Speaking at a hastily convened press conference in Aweil, the state capital, Bona Makuac Mawien, the state minister for information and communication acknowledged the presence of hunger in some counties, but said the situation was not bad enough to cause deaths.

The minister was responding to a local media, which alleged that an unidentified woman from Luo Aguer Geng village in Aweil East reportedly died as a result of lack of food.

But during the press conference, Mawien blamed some sections of the media for misinforming the public through presenting inaccurate reports without verifying sources.

“In my view, misinformation plus prejudgment equals to injustice and unfairness.” He asked journalists in South Sudan to follow proper procedures to verify information and to report objectively.

The information and communication minister mainly attributed the hunger problem in parts of the state to this year’s unpredictable rainfall, which delayed harvests.
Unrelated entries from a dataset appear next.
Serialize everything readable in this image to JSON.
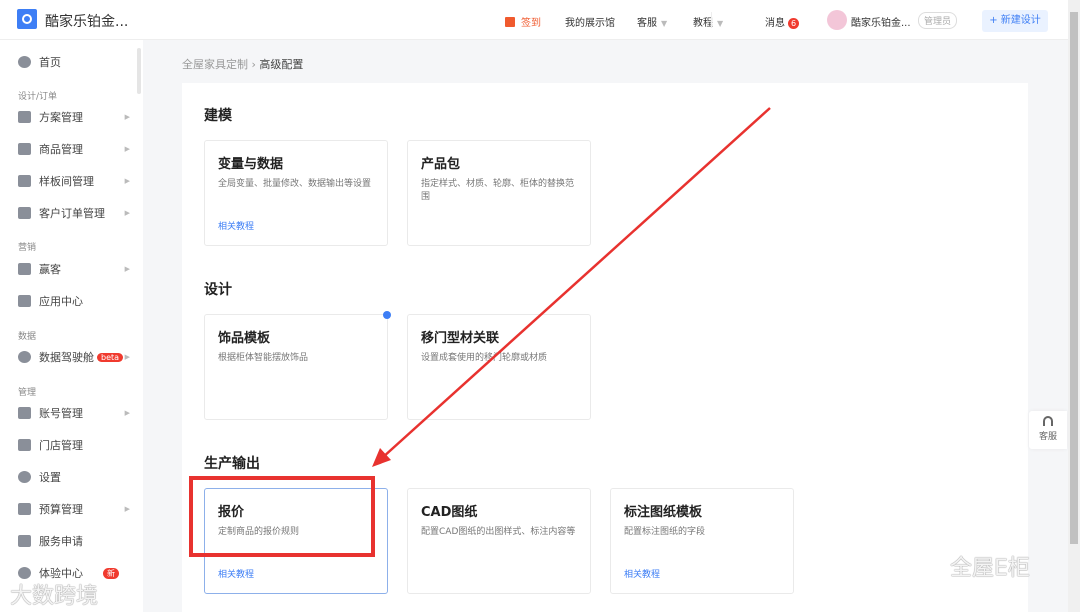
{
  "header": {
    "brand": "酷家乐铂金...",
    "checkin": "签到",
    "showroom": "我的展示馆",
    "service": "客服",
    "tutorial": "教程",
    "messages": "消息",
    "message_count": "6",
    "user": "酷家乐铂金...",
    "role": "管理员",
    "new_design": "+ 新建设计"
  },
  "sidebar": {
    "home": "首页",
    "groups": [
      "设计/订单",
      "营销",
      "数据",
      "管理"
    ],
    "items": [
      "方案管理",
      "商品管理",
      "样板间管理",
      "客户订单管理",
      "赢客",
      "应用中心",
      "数据驾驶舱",
      "账号管理",
      "门店管理",
      "设置",
      "预算管理",
      "服务申请",
      "体验中心"
    ],
    "beta": "beta",
    "new_badge": "新"
  },
  "breadcrumb": {
    "parent": "全屋家具定制",
    "current": "高级配置"
  },
  "sections": [
    {
      "title": "建模",
      "cards": [
        {
          "title": "变量与数据",
          "desc": "全局变量、批量修改、数据输出等设置",
          "link": "相关教程"
        },
        {
          "title": "产品包",
          "desc": "指定样式、材质、轮廓、柜体的替换范围"
        }
      ]
    },
    {
      "title": "设计",
      "cards": [
        {
          "title": "饰品模板",
          "desc": "根据柜体智能摆放饰品"
        },
        {
          "title": "移门型材关联",
          "desc": "设置成套使用的移门轮廓或材质"
        }
      ]
    },
    {
      "title": "生产输出",
      "cards": [
        {
          "title": "报价",
          "desc": "定制商品的报价规则",
          "link": "相关教程"
        },
        {
          "title": "CAD图纸",
          "desc": "配置CAD图纸的出图样式、标注内容等"
        },
        {
          "title": "标注图纸模板",
          "desc": "配置标注图纸的字段",
          "link": "相关教程"
        }
      ]
    }
  ],
  "float_service": "客服",
  "watermarks": {
    "left": "大数跨境",
    "right": "全屋E柜"
  },
  "colors": {
    "accent": "#3d7ef5",
    "annotation": "#e8322f",
    "badge": "#f03a2e"
  }
}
He also blamed high food prices for shortages, which he claimed resulted from economic blockades imposed by the North Sudan after South Sudan seceded in July.

“Much as some of these issues I have mentioned were far beyond our control, the state government has been very instrumental in providing the basic needs of the population in line with its rightful mandate.”

The state government, he added, has put in place the necessary institutional framework and departments to protect its citizens, having been given that mandate in last year’s general elections.

South Sudan’s government has established a four year plan to improve security, development, economic growth, and poverty reduction.

Despite a 2005 peace deal with Khartoum, Northern Bahr el Ghazal, like many areas of South Sudan have struggled to reduce poverty and health services and improve security.

Currently good security, good governance and the need to improve security along its borders reportedly top state priorities.

In neighbouring Warrap, the state’s governor has also denied that hunger has caused the death of over 300 people since June, despite reports from local chiefs to the contrary.

(ST)